─── Given data

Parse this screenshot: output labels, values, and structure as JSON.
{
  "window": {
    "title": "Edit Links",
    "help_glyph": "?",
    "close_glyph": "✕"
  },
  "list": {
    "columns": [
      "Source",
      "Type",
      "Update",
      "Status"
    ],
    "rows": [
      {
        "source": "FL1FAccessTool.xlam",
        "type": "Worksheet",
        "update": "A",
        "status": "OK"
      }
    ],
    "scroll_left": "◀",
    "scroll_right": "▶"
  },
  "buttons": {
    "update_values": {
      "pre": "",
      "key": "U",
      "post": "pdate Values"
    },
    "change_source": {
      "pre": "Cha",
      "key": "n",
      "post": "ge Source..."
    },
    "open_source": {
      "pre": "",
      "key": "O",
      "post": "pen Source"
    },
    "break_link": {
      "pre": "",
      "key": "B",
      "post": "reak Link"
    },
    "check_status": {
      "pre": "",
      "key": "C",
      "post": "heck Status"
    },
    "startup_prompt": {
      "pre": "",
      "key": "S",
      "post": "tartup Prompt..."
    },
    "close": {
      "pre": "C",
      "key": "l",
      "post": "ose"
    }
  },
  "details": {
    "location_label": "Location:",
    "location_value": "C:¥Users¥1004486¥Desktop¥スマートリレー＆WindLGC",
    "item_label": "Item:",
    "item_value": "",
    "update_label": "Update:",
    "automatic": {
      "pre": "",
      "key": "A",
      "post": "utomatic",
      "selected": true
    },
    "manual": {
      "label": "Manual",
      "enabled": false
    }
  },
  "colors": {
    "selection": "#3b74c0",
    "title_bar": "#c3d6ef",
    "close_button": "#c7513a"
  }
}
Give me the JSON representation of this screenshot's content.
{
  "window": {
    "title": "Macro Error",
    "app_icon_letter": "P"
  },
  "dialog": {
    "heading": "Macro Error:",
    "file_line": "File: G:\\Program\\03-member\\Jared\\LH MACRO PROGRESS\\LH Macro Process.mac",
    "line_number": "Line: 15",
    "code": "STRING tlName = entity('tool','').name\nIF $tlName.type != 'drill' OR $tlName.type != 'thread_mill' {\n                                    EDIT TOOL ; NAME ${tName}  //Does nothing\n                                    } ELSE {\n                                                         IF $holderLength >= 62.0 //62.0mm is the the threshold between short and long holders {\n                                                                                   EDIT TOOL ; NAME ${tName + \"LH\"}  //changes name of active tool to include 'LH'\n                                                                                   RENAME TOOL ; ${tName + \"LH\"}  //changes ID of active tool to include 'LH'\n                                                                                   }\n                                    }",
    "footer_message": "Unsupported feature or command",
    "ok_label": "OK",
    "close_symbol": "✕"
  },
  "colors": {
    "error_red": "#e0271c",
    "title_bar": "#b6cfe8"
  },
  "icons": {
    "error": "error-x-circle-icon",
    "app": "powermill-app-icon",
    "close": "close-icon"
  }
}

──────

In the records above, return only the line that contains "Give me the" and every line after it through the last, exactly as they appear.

Give me the JSON representation of this screenshot's content.
{
  "window": {
    "title": "Macro Error",
    "app_icon_letter": "P"
  },
  "dialog": {
    "heading": "Macro Error:",
    "file_line": "File: G:\\Program\\03-member\\Jared\\LH MACRO PROGRESS\\LH Macro Process.mac",
    "line_number": "Line: 15",
    "code": "STRING tlName = entity('tool','').name\nIF $tlName.type != 'drill' OR $tlName.type != 'thread_mill' {\n                                    EDIT TOOL ; NAME ${tName}  //Does nothing\n                                    } ELSE {\n                                                         IF $holderLength >= 62.0 //62.0mm is the the threshold between short and long holders {\n                                                                                   EDIT TOOL ; NAME ${tName + \"LH\"}  //changes name of active tool to include 'LH'\n                                                                                   RENAME TOOL ; ${tName + \"LH\"}  //changes ID of active tool to include 'LH'\n                                                                                   }\n                                    }",
    "footer_message": "Unsupported feature or command",
    "ok_label": "OK",
    "close_symbol": "✕"
  },
  "colors": {
    "error_red": "#e0271c",
    "title_bar": "#b6cfe8"
  },
  "icons": {
    "error": "error-x-circle-icon",
    "app": "powermill-app-icon",
    "close": "close-icon"
  }
}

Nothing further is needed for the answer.